FILM: Days of Youth (Yasujiro Ozu, 1929) – 103min
MUSIC: Piano Nights/Beileied – Bohren & Der Club of Gore – 61min/35min
FILM: The earliest surviving film from Ozu. It doesn’t have many stylistic similarities with the the films we know and love him for, but there are glimpses of things like his pillow shots within the film. Instead of a focusing on family, the film focuses on two college boys as they compete for the the affections of the same girl. One is a slacker, more adept at skirt chasing, and the other is a basically a Japanese Harold Lloyd (complete with the same rimmed glasses!), more studious but no luck in romance or much else in life. It’s not until the later half of the film when the competition between the two men emerges as that is when the information the audience has becomes apparent to the characters that they are vying for the same girl. The film’s use of POV is uncharacteristic of Ozu but not necessarily a negative, especially when someone biffs it on skies we get to see the tumble from their first person. Some fun gags sprinkled throughout, but the film doesn’t call out for repeated viewings as much as his later stuff, at least for myself anyway.

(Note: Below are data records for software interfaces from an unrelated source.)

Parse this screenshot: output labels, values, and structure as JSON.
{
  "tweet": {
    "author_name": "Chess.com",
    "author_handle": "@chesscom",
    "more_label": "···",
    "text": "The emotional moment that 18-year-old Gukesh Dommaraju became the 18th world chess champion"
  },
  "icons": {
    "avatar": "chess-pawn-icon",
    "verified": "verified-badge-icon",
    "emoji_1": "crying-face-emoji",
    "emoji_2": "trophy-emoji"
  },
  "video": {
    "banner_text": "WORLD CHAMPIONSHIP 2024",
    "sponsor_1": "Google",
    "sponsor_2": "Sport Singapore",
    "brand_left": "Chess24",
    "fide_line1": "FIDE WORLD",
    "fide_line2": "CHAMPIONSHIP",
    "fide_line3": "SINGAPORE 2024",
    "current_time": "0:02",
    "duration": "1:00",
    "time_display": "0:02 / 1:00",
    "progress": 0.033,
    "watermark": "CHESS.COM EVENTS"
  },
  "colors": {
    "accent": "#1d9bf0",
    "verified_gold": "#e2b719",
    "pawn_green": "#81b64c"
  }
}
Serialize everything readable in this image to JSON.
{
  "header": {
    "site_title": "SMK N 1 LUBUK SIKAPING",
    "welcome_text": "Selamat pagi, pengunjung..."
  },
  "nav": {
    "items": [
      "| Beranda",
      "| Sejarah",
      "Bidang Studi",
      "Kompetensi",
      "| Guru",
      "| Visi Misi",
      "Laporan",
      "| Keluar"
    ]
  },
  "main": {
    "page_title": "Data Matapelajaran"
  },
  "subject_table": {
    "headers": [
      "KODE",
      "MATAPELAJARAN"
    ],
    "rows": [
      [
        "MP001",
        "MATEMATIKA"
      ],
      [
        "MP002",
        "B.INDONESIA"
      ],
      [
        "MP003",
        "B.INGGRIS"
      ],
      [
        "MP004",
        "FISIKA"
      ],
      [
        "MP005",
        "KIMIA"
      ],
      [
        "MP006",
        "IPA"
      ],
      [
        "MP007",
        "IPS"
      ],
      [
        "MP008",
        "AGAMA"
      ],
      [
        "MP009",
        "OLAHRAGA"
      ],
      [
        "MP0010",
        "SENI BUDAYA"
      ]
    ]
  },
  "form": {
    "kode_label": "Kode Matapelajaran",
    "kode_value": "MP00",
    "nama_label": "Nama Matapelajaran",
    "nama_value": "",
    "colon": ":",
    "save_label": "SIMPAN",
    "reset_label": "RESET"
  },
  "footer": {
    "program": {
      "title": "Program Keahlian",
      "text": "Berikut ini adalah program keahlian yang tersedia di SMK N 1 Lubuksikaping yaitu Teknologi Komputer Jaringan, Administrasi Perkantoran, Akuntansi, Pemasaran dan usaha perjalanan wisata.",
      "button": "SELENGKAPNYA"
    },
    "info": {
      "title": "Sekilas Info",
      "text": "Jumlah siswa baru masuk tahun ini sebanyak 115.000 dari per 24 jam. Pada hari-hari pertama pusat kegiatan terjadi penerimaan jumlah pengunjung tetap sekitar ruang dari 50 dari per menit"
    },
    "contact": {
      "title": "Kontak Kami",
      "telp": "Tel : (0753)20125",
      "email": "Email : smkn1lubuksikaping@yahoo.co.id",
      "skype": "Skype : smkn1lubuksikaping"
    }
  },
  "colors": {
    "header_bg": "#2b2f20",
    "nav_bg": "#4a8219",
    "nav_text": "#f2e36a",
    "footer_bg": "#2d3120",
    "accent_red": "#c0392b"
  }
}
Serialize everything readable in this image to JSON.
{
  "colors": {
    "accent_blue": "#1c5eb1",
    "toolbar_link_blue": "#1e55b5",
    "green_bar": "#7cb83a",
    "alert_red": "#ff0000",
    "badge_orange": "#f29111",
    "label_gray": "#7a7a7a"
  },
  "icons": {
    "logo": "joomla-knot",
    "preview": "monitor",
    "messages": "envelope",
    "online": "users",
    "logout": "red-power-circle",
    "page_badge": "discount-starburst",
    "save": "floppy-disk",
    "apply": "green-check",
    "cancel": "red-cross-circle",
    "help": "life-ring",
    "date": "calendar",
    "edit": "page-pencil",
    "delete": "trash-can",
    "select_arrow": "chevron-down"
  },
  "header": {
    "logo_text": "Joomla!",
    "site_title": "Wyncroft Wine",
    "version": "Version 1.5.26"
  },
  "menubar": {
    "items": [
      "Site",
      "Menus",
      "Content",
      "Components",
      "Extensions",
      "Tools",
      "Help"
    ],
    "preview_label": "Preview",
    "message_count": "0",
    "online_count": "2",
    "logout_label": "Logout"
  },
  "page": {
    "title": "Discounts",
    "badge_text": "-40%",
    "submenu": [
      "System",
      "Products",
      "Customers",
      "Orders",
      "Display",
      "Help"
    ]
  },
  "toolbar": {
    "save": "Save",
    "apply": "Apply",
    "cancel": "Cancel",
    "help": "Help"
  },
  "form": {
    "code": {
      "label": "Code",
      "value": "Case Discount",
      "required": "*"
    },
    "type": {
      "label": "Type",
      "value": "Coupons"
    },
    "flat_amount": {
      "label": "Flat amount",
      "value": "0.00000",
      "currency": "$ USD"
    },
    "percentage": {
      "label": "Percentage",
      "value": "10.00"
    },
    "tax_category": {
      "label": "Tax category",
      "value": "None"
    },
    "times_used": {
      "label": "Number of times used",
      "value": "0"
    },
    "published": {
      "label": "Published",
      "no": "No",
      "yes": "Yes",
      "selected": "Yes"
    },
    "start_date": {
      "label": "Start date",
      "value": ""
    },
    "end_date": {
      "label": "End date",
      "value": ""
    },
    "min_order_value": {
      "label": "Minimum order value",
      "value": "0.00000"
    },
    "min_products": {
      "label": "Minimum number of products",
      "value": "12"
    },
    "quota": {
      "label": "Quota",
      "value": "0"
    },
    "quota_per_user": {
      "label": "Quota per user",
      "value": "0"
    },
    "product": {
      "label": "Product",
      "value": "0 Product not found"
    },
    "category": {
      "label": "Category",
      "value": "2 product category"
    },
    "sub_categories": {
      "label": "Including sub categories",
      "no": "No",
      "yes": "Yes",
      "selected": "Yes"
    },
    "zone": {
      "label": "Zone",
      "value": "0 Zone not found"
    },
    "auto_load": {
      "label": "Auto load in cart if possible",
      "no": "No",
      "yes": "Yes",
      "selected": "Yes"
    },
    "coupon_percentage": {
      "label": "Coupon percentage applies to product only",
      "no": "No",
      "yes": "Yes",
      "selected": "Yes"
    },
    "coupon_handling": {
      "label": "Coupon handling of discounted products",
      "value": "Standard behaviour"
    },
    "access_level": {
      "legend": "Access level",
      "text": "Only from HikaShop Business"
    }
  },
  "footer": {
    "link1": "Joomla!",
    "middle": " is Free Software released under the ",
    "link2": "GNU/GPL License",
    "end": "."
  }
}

MUSIC: The two most recent albums from German dark ambient jazz band Bohren & Der Club of Gore. This is a band whose style has remained consistent throughout so they might as well be continuations of each other, or even going back to the debut. With Beileid though, it is the first and only time so far that a track has featured vocals, and from Mike Patton! If you’re going to break instrumental tradition with the inclusion of a singer, you might as well get one of the best, or at least the guy who co-founded the record label who is releasing your album. The tempos remain slow throughout, and the jazz elements seem perfect for more moodier than usual noir piece.
COMBINATION: Pairing Bohren & Der Club of Gore with this film, Ozu’s The Freshman-esque comedy, gives the film a much more sinister, and a much more somber tone. It’s almost like we can feel the friendship between these two men be strained, and on another level the impending world war just around the corner. Watanabe’s crafty advances towards the female student are not as ingenuous and innocent as they might come across with the more appropriate music that Ozu preferred for his films. Close ups of Watanabe’s smiling face bring out the smugness, and those pillow shots, which are actually POV shots that resemble pillow shots, become tinted with yearning for something else. Mono no aware, the transience of all things, a concept integral to films like Tokyo Story, while not as readily apparent because of the comic nature of the film, plays as much a part of the failed dueling romances and is even more noticeable thanks to the “score”. And a quick note: the two albums do not cover the entire film so the last few minutes are a free for all as far as music choices go. -Jason Suzuki